The junior research group ‘regulate’, led by ISOE, investigates current challenges to Europe’s groundwater management against the background of acute drought conditions, ongoing pollution, increasing conflicts and complex institutional settings. The team of researchers from natural and social sciences develops strategies for sustainable management of groundwater on different governance levels.
The scientists will use their research to generate new knowledge to better understand how groundwater bodies in Europe are impaired – from a hydrological, geographical, ethnological and ecological perspective. In this regard, the project investigates telecouplings, i.e., remote effects that lead to problems of quality and availability locally, but which originate in other regions due to socio-economic and political interdependencies. In these remote effects, the project focuses in particular on nitrate pollution and droughts and analyses conflicts, norms and values in dealing with the invisible resource groundwater. The junior research group works with stakeholders in case studies in Europe to generate new local knowledge and draw comprehensive conclusions for appropriate management. These conclusions have the potential to be applied in Europe as well as in other regions worldwide.
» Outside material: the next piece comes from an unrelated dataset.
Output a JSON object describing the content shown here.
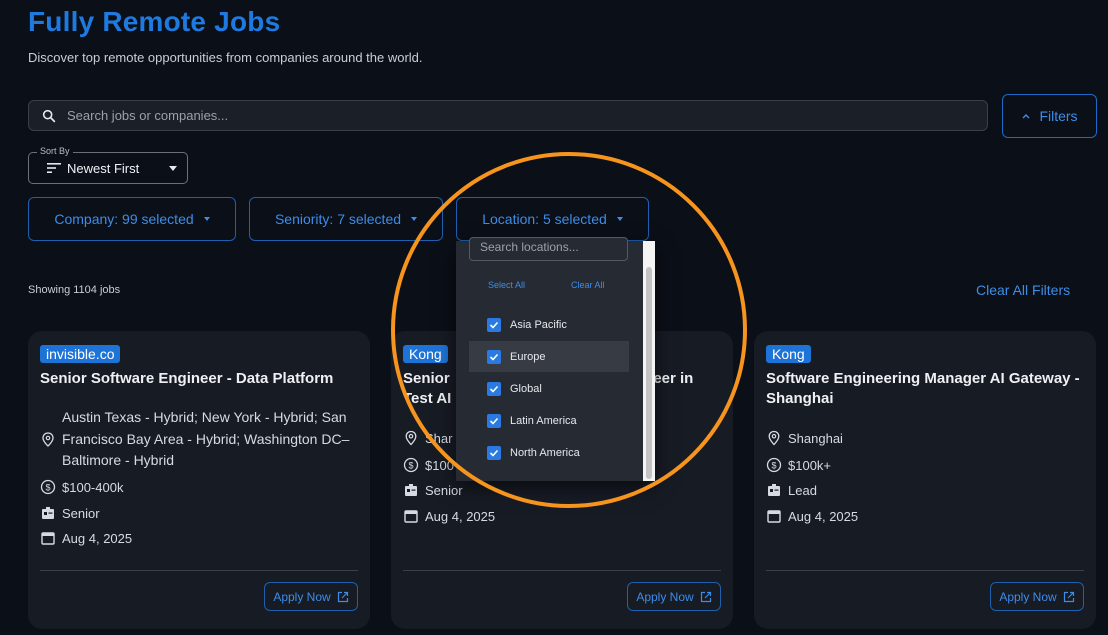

Groundwater is the most important source of drinking water worldwide and a central resource for food production. As a habitat for special animal organisms, it is also characterised by a unique biodiversity. Despite their important role in ecosystem health and for human well-being, groundwater bodies are threatened by climate change, overuse and pollution. Although Europe has a comprehensive legal framework in the form of the Water Framework Directive, the goals of a good quantitative and chemical status by 2027 will probably not be achieved comprehensively. The reasons may be found in the interaction of regionally varying availability of groundwater, unsustainable practices of groundwater use and outdated rights of use.
Research and project partners
- University Koblenz Landau, Institute for Environmental Sciences
- Goethe University Frankfurt, Institute of Physical Geography
- Goethe University Frankfurt, Department of Social and Cultural Anthropology
- Trier University, Governance and Sustainability Lab
The junior research group follows a transdisciplinary research approach and thus collaborates with stakeholders from the water management sector, agriculture, nature conservation, industry and authorities on the local and European levels.
The junior research group “regulate – regulation of groundwater in telecoupled social-ecological systems” is funded by the German Federal Ministry of Education and Research (BMBF) as part of the program “Research for Sustainable Development (FONA)”. The “regulate” project is part of the funding measure “SOEF – Social-ecological Research” in the funding area “Junior Research Groups in Social-Ecological Research”.